Mixtures - Key terms
A mixture of two or more metals.
A term describing a solution in which a substance or substances are dissolved in water.
The smallest particle of an element.
A generic term used for any substance studied in chemistry—whether it be an element, compound, mixture, atom, molecule, ion, and so forth.
A substance made up of atoms of more than one element, which are chemically bonded and usually joined inmolecules. The composition of a compound is always the same, unless it is changed chemically.
A term describing the distribution of particles in a fluid.
A substance made up of only one kind of atom. Unlike compounds, elements cannot be chemically broken down into other substances.
A mixture of two immiscible liquids such as oil and water, made by dispersing microscopic droplets of one liquid in another. In creating an emulsion, surfactants act as bridges between the two liquids.
A substance with the ability to flow.

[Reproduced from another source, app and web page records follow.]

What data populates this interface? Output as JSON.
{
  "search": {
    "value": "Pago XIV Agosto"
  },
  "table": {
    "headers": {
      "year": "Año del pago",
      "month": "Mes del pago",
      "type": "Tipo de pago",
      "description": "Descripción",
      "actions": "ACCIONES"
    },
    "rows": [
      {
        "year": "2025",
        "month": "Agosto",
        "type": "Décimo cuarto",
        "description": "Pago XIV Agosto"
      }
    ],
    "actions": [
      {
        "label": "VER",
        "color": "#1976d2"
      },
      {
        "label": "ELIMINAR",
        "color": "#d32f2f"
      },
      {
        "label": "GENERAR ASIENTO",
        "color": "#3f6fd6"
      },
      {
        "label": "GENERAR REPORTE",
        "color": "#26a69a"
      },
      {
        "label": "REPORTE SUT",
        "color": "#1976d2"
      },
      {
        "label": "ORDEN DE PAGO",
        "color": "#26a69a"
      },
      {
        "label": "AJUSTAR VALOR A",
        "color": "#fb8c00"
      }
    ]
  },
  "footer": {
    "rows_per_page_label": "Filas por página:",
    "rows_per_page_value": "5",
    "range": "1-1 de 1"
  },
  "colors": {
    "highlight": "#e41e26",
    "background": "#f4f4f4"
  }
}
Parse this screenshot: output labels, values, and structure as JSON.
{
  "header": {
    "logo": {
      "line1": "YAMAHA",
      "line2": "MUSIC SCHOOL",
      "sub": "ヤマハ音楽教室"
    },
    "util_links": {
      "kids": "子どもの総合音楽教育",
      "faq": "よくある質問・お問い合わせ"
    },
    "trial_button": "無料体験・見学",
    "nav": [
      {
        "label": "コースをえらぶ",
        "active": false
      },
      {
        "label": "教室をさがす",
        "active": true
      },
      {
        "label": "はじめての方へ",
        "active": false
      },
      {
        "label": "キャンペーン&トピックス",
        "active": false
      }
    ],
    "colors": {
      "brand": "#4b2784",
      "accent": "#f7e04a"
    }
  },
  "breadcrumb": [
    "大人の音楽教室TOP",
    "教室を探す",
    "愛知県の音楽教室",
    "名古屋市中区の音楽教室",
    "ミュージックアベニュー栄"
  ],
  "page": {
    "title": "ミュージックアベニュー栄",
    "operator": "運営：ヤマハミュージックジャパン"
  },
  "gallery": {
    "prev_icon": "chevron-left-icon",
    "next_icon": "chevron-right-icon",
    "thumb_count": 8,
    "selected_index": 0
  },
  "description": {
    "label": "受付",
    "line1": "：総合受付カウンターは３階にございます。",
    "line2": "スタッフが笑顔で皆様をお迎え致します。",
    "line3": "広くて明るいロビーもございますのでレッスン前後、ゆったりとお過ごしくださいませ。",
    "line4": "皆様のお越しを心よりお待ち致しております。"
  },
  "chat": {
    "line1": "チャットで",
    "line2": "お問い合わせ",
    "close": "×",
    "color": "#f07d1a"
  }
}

In physical sciences such as chemistry and physics, "fluid" refers both to liquids and gases.
A term describing a mixture that is not the same throughout; rather, it has various regions possessing different properties. An example of a mixture is sand in a container of water. Rather than dissolving to form a homogeneous mixture, as sugar would, the sand sinks to the bottom.
A term describing a mixture that is the same throughout, as for example when sugar is fully dissolved in water. A solution is a homogenous mixture.
Possessing a negligible value of miscibility.
An atom or group of atoms that has lost or gained one or more electrons, and thus has a net electric charge.
A qualitative term identifying the relative ability of two substances to dissolve in one another.
A substance with a variable composition, meaning that it is composed of molecules or atoms of differing types. Compare with pure substance or compound.
A group of atoms, usually but not always representing more than one element, joined in a structure. Compounds are typically made of up molecules.
A term describing scientific definitions based purely on experimental phenomena. These only convey part of the picture, however—primarily, the part a chemist can perceive either through measurement or through the senses, such as sight. A structural definition is therefore usually preferable to a phenomenological one.
A substance that has the same composition throughout. Pure substances are either elements or compounds, and should not be confused with mixtures. A homogeneous mixture is not the same as a pure substance, because although it has an unvarying composition, it cannot be reduced to a single type of atom or molecule.
A homogeneous mixture in which one or more substances is dissolved in another substances—for example, sugar dissolved in water.
A term describing scientific definitions based on aspects of molecular structure rather than purely phenomenological data.
A substance made up of molecules that are both water-and oil-soluble, which acts as an agent for joining other substances in an emulsion.
A term that refers to a mixture in which solid particles are suspended in a fluid.